“Yeah, I know it’s my turn. Can you please watch the rice? And don’t add any more cayenne. It’s perfect as it is.” Wiping her hands down on the apron, Teresa lowered
the heat and walked to the freezer.
It took them a full day and night to break down Calvin. At first, it’d been the men who’d gone into the freezer with saws, butcher knives, and later, even a small portable chainsaw. But Teresa soon stepped in, first to direct the job, and then went in and stripped the meat herself. It was the only way to ensure a quality job; the men more focused on separating the body parts than making them cookable.
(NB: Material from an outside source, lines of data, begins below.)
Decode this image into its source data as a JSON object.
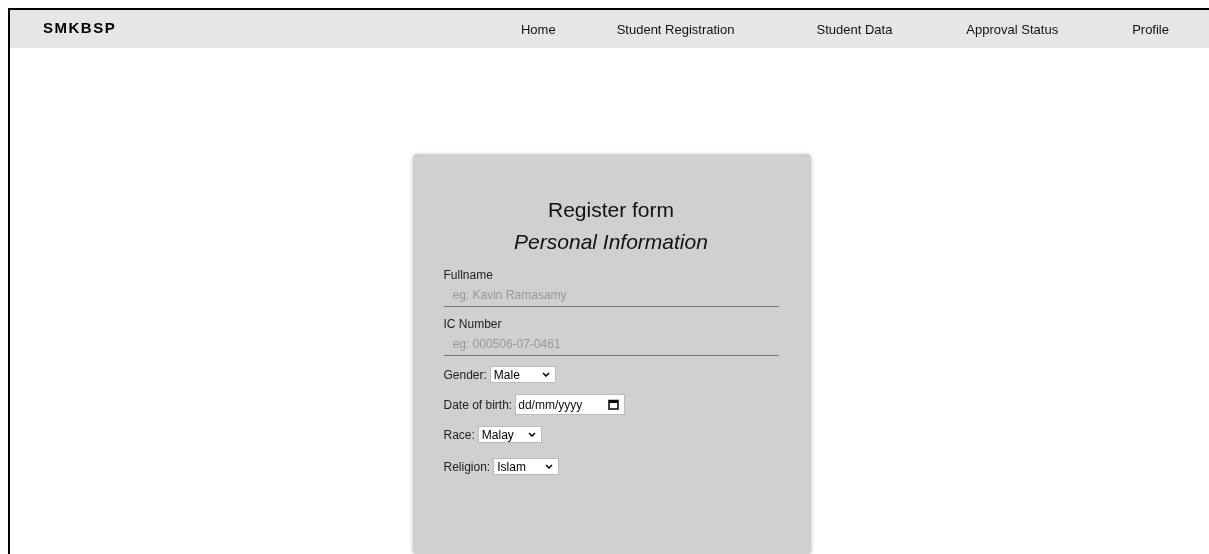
{
  "brand": "SMKBSP",
  "nav": [
    {
      "label": "Home"
    },
    {
      "label": "Student Registration"
    },
    {
      "label": "Student Data"
    },
    {
      "label": "Approval Status"
    },
    {
      "label": "Profile"
    }
  ],
  "form": {
    "title": "Register form",
    "subtitle": "Personal Information",
    "fields": [
      {
        "kind": "text",
        "label": "Fullname",
        "placeholder": "eg: Kavin Ramasamy"
      },
      {
        "kind": "text",
        "label": "IC Number",
        "placeholder": "eg: 000506-07-0461"
      },
      {
        "kind": "select",
        "label": "Gender:",
        "value": "Male"
      },
      {
        "kind": "date",
        "label": "Date of birth:",
        "placeholder": "dd/mm/yyyy"
      },
      {
        "kind": "select",
        "label": "Race:",
        "value": "Malay"
      },
      {
        "kind": "select",
        "label": "Religion:",
        "value": "Islam"
      }
    ]
  }
}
It wasn’t too tricky, Teresa found. It wasn’t Calvin anymore, just a big lump of meat, like the dead pigs in the pens after her abuelo killed them. The meat was tough to cut and cook, but she experimented, boiling and tenderizing the meat, adding spices like cilantro and garlic, mixing the stuff with hatch chiles and spinach.

The stuff which still didn’t taste great they grounded into beef and used for burritos
and chimichangas. The thighs made good strips of fajita meat, and despite Juan saying otherwise, Teresa was pretty sure she could make of good menudo out of Calvin’s tripas. The weather just had to get cold enough.

Opening the freezer door, she walked past the newly labeled plastic containers to the back of the walk-in freezer. After moving some more containers around, she found for what she was looking for: Calvin stared at her from a freezer shelf, frost around his cheeks and eyes.

Grabbing the head, Teresa put her hand around the scalp and twisted. The top portion of Calvin’s head gave way quickly, like a container already jarred loose. Teresa scooped a handful of Calvin’s frosted, gray thoughts, which she would then braise and lay atop tortillas along with some cilantro and onions. Out of all the new recipes, this was her favorite to make, as she could imagine all of Calvin’s memories and thoughts being burned away as she good the portion of his brain.

Ya mero, she thought, walking out of the freezer and shutting the door behind her.

She planned to save enough money to leave Concepcíon. She’d already talked to Maria, and they’d made plans to move to Mexico City, maybe start a small taco place there.

But before that, she was planning a trip. Up to New York, to see a musical for the both of them.

Teresa smiled as she prepared the fryer. Sondheim played in the background.



Hector Acosta is an Edgar and Anthony nominated writer, as well as the author of the wrestling inspired novella Hardway. He's contributed to several anthologies and is an editor of Shotgun Honey.